[Interface dataset entries]
▬▬▬▬▬▬

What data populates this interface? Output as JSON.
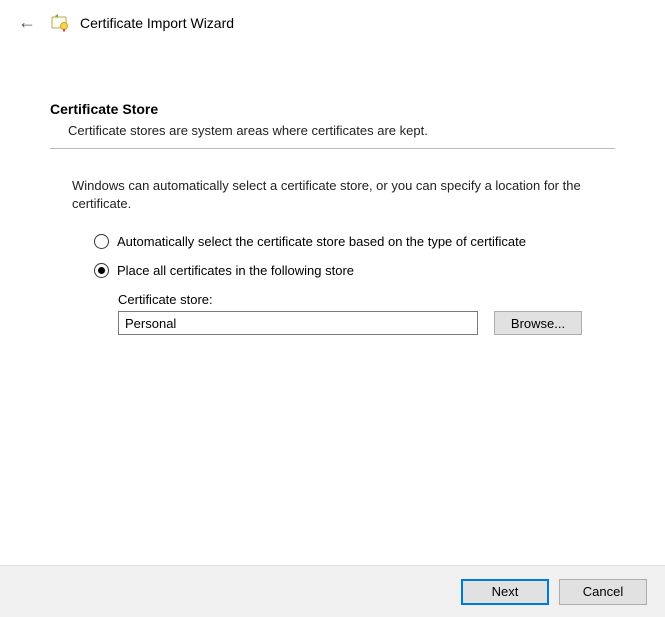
{
  "header": {
    "title": "Certificate Import Wizard"
  },
  "section": {
    "title": "Certificate Store",
    "desc": "Certificate stores are system areas where certificates are kept."
  },
  "explain": "Windows can automatically select a certificate store, or you can specify a location for the certificate.",
  "radios": {
    "auto": "Automatically select the certificate store based on the type of certificate",
    "place": "Place all certificates in the following store",
    "selected": "place"
  },
  "store": {
    "label": "Certificate store:",
    "value": "Personal",
    "browse": "Browse..."
  },
  "footer": {
    "next": "Next",
    "cancel": "Cancel"
  }
}
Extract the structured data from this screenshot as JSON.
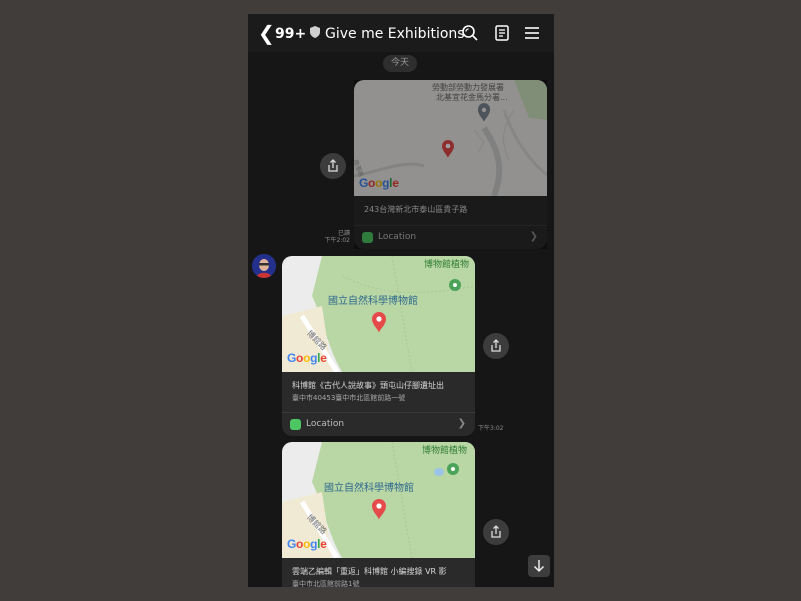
{
  "header": {
    "back_icon": "chevron-left-icon",
    "unread_count": "99+",
    "title": "Give me Exhibitions",
    "icons": [
      "search-icon",
      "notes-icon",
      "menu-icon"
    ]
  },
  "date_chip": "今天",
  "messages": [
    {
      "sender": "self",
      "map_label_line1": "勞動部勞動力發展署",
      "map_label_line2": "北基宜花金馬分署...",
      "map_street": "南港路",
      "address": "243台灣新北市泰山區貴子路",
      "location_label": "Location",
      "status_read": "已讀",
      "time": "下午2:02"
    },
    {
      "sender": "other",
      "map_label_main": "國立自然科學博物館",
      "map_label_top": "博物館植物",
      "map_street": "博館路",
      "title": "科博館《古代人說故事》頭屯山仔腳遺址出",
      "address": "臺中市40453臺中市北區館前路一號",
      "location_label": "Location",
      "time": "下午3:02"
    },
    {
      "sender": "other",
      "map_label_main": "國立自然科學博物館",
      "map_label_top": "博物館植物",
      "map_street": "博館路",
      "title": "雲端乙編輯「重返」科博館 小編搜錄 VR 影",
      "address": "臺中市北區館前路1號"
    }
  ],
  "map_brand": "Google",
  "colors": {
    "accent_green": "#4cc764",
    "pin_red": "#e54a4a",
    "park_green": "#b9d6a5"
  }
}
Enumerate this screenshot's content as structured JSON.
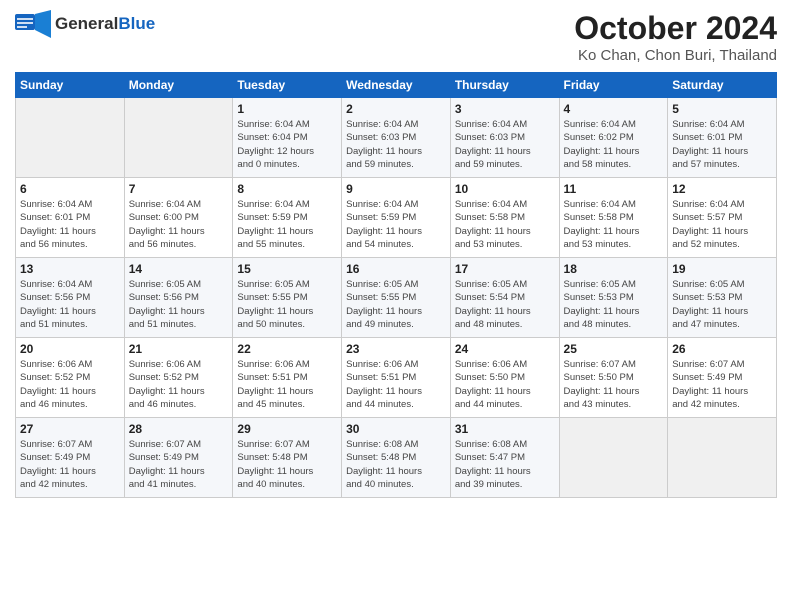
{
  "header": {
    "logo_general": "General",
    "logo_blue": "Blue",
    "title": "October 2024",
    "subtitle": "Ko Chan, Chon Buri, Thailand"
  },
  "weekdays": [
    "Sunday",
    "Monday",
    "Tuesday",
    "Wednesday",
    "Thursday",
    "Friday",
    "Saturday"
  ],
  "weeks": [
    [
      {
        "day": "",
        "info": ""
      },
      {
        "day": "",
        "info": ""
      },
      {
        "day": "1",
        "info": "Sunrise: 6:04 AM\nSunset: 6:04 PM\nDaylight: 12 hours\nand 0 minutes."
      },
      {
        "day": "2",
        "info": "Sunrise: 6:04 AM\nSunset: 6:03 PM\nDaylight: 11 hours\nand 59 minutes."
      },
      {
        "day": "3",
        "info": "Sunrise: 6:04 AM\nSunset: 6:03 PM\nDaylight: 11 hours\nand 59 minutes."
      },
      {
        "day": "4",
        "info": "Sunrise: 6:04 AM\nSunset: 6:02 PM\nDaylight: 11 hours\nand 58 minutes."
      },
      {
        "day": "5",
        "info": "Sunrise: 6:04 AM\nSunset: 6:01 PM\nDaylight: 11 hours\nand 57 minutes."
      }
    ],
    [
      {
        "day": "6",
        "info": "Sunrise: 6:04 AM\nSunset: 6:01 PM\nDaylight: 11 hours\nand 56 minutes."
      },
      {
        "day": "7",
        "info": "Sunrise: 6:04 AM\nSunset: 6:00 PM\nDaylight: 11 hours\nand 56 minutes."
      },
      {
        "day": "8",
        "info": "Sunrise: 6:04 AM\nSunset: 5:59 PM\nDaylight: 11 hours\nand 55 minutes."
      },
      {
        "day": "9",
        "info": "Sunrise: 6:04 AM\nSunset: 5:59 PM\nDaylight: 11 hours\nand 54 minutes."
      },
      {
        "day": "10",
        "info": "Sunrise: 6:04 AM\nSunset: 5:58 PM\nDaylight: 11 hours\nand 53 minutes."
      },
      {
        "day": "11",
        "info": "Sunrise: 6:04 AM\nSunset: 5:58 PM\nDaylight: 11 hours\nand 53 minutes."
      },
      {
        "day": "12",
        "info": "Sunrise: 6:04 AM\nSunset: 5:57 PM\nDaylight: 11 hours\nand 52 minutes."
      }
    ],
    [
      {
        "day": "13",
        "info": "Sunrise: 6:04 AM\nSunset: 5:56 PM\nDaylight: 11 hours\nand 51 minutes."
      },
      {
        "day": "14",
        "info": "Sunrise: 6:05 AM\nSunset: 5:56 PM\nDaylight: 11 hours\nand 51 minutes."
      },
      {
        "day": "15",
        "info": "Sunrise: 6:05 AM\nSunset: 5:55 PM\nDaylight: 11 hours\nand 50 minutes."
      },
      {
        "day": "16",
        "info": "Sunrise: 6:05 AM\nSunset: 5:55 PM\nDaylight: 11 hours\nand 49 minutes."
      },
      {
        "day": "17",
        "info": "Sunrise: 6:05 AM\nSunset: 5:54 PM\nDaylight: 11 hours\nand 48 minutes."
      },
      {
        "day": "18",
        "info": "Sunrise: 6:05 AM\nSunset: 5:53 PM\nDaylight: 11 hours\nand 48 minutes."
      },
      {
        "day": "19",
        "info": "Sunrise: 6:05 AM\nSunset: 5:53 PM\nDaylight: 11 hours\nand 47 minutes."
      }
    ],
    [
      {
        "day": "20",
        "info": "Sunrise: 6:06 AM\nSunset: 5:52 PM\nDaylight: 11 hours\nand 46 minutes."
      },
      {
        "day": "21",
        "info": "Sunrise: 6:06 AM\nSunset: 5:52 PM\nDaylight: 11 hours\nand 46 minutes."
      },
      {
        "day": "22",
        "info": "Sunrise: 6:06 AM\nSunset: 5:51 PM\nDaylight: 11 hours\nand 45 minutes."
      },
      {
        "day": "23",
        "info": "Sunrise: 6:06 AM\nSunset: 5:51 PM\nDaylight: 11 hours\nand 44 minutes."
      },
      {
        "day": "24",
        "info": "Sunrise: 6:06 AM\nSunset: 5:50 PM\nDaylight: 11 hours\nand 44 minutes."
      },
      {
        "day": "25",
        "info": "Sunrise: 6:07 AM\nSunset: 5:50 PM\nDaylight: 11 hours\nand 43 minutes."
      },
      {
        "day": "26",
        "info": "Sunrise: 6:07 AM\nSunset: 5:49 PM\nDaylight: 11 hours\nand 42 minutes."
      }
    ],
    [
      {
        "day": "27",
        "info": "Sunrise: 6:07 AM\nSunset: 5:49 PM\nDaylight: 11 hours\nand 42 minutes."
      },
      {
        "day": "28",
        "info": "Sunrise: 6:07 AM\nSunset: 5:49 PM\nDaylight: 11 hours\nand 41 minutes."
      },
      {
        "day": "29",
        "info": "Sunrise: 6:07 AM\nSunset: 5:48 PM\nDaylight: 11 hours\nand 40 minutes."
      },
      {
        "day": "30",
        "info": "Sunrise: 6:08 AM\nSunset: 5:48 PM\nDaylight: 11 hours\nand 40 minutes."
      },
      {
        "day": "31",
        "info": "Sunrise: 6:08 AM\nSunset: 5:47 PM\nDaylight: 11 hours\nand 39 minutes."
      },
      {
        "day": "",
        "info": ""
      },
      {
        "day": "",
        "info": ""
      }
    ]
  ]
}
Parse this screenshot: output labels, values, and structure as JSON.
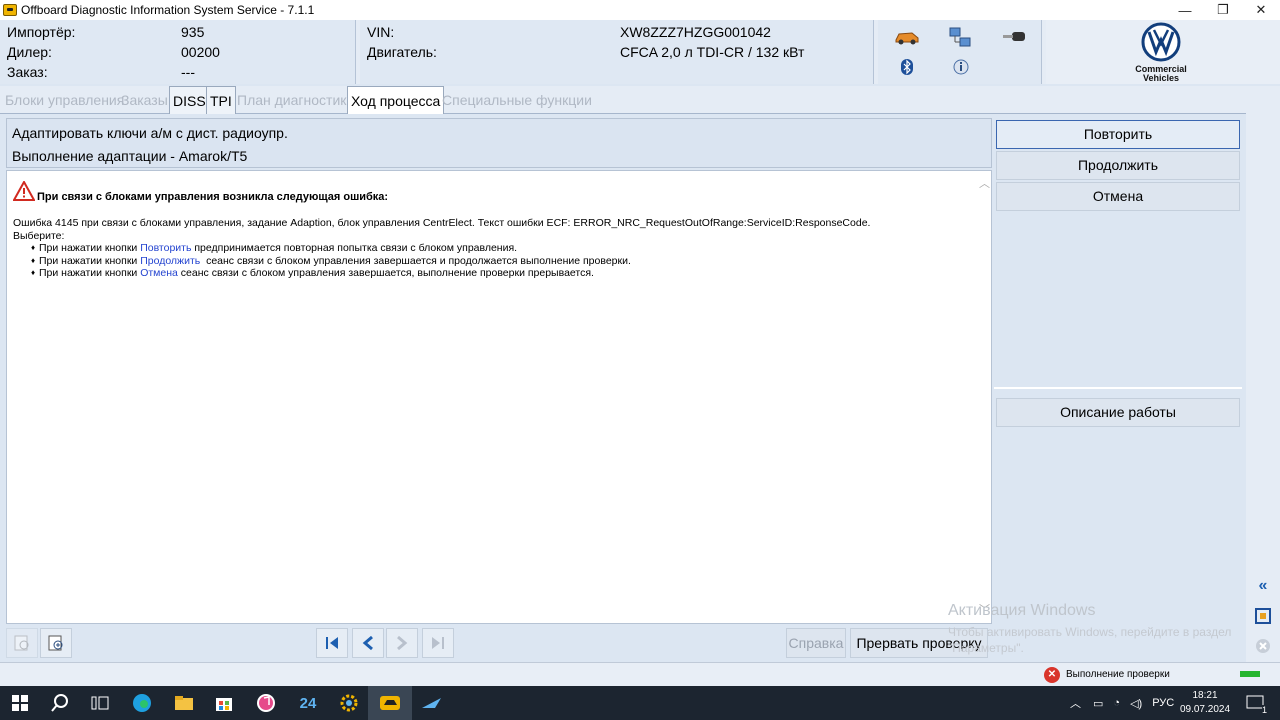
{
  "window": {
    "title": "Offboard Diagnostic Information System Service - 7.1.1",
    "controls": {
      "minimize": "—",
      "maximize": "❐",
      "close": "✕"
    }
  },
  "header": {
    "importer_label": "Импортёр:",
    "importer_value": "935",
    "dealer_label": "Дилер:",
    "dealer_value": "00200",
    "order_label": "Заказ:",
    "order_value": "---",
    "vin_label": "VIN:",
    "vin_value": "XW8ZZZ7HZGG001042",
    "engine_label": "Двигатель:",
    "engine_value": "CFCA 2,0 л TDI-CR / 132 кВт",
    "icons": [
      "car-icon",
      "network-icon",
      "key-icon",
      "bluetooth-icon",
      "info-icon"
    ],
    "logo_text_1": "Commercial",
    "logo_text_2": "Vehicles"
  },
  "tabs": [
    {
      "label": "Блоки управления",
      "state": "disabled"
    },
    {
      "label": "Заказы",
      "state": "disabled"
    },
    {
      "label": "DISS",
      "state": "enabled"
    },
    {
      "label": "TPI",
      "state": "enabled"
    },
    {
      "label": "План диагностики",
      "state": "disabled"
    },
    {
      "label": "Ход процесса",
      "state": "active"
    },
    {
      "label": "Специальные функции",
      "state": "disabled"
    }
  ],
  "main": {
    "line1": "Адаптировать ключи а/м с дист. радиоупр.",
    "line2": "Выполнение адаптации - Amarok/T5",
    "warning_title": "При связи с блоками управления возникла следующая ошибка:",
    "error_text": "Ошибка 4145 при связи с блоками управления, задание Adaption, блок управления CentrElect. Текст ошибки ECF: ERROR_NRC_RequestOutOfRange:ServiceID:ResponseCode.",
    "choose": "Выберите:",
    "bullets": [
      {
        "pre": "При нажатии кнопки ",
        "link": "Повторить",
        "post": " предпринимается повторная попытка связи с блоком управления."
      },
      {
        "pre": "При нажатии кнопки ",
        "link": "Продолжить",
        "post": "  сеанс связи с блоком управления завершается и продолжается выполнение проверки."
      },
      {
        "pre": "При нажатии кнопки ",
        "link": "Отмена",
        "post": " сеанс связи с блоком управления завершается, выполнение проверки прерывается."
      }
    ]
  },
  "right_panel": {
    "retry": "Повторить",
    "continue": "Продолжить",
    "cancel": "Отмена",
    "job_description": "Описание работы"
  },
  "toolbar": {
    "help": "Справка",
    "abort": "Прервать проверку"
  },
  "status": {
    "text": "Выполнение проверки"
  },
  "watermark": {
    "line1": "Активация Windows",
    "line2": "Чтобы активировать Windows, перейдите в раздел \"Параметры\"."
  },
  "taskbar": {
    "lang": "РУС",
    "time": "18:21",
    "date": "09.07.2024",
    "notifications": "1"
  },
  "colors": {
    "accent": "#3a66b0",
    "link": "#2444d0",
    "error": "#d9352b",
    "progress": "#25b52f"
  }
}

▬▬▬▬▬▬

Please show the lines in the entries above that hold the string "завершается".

Output for this task:
        "post": "  сеанс связи с блоком управления завершается и продолжается выполнение проверки."
        "post": " сеанс связи с блоком управления завершается, выполнение проверки прерывается."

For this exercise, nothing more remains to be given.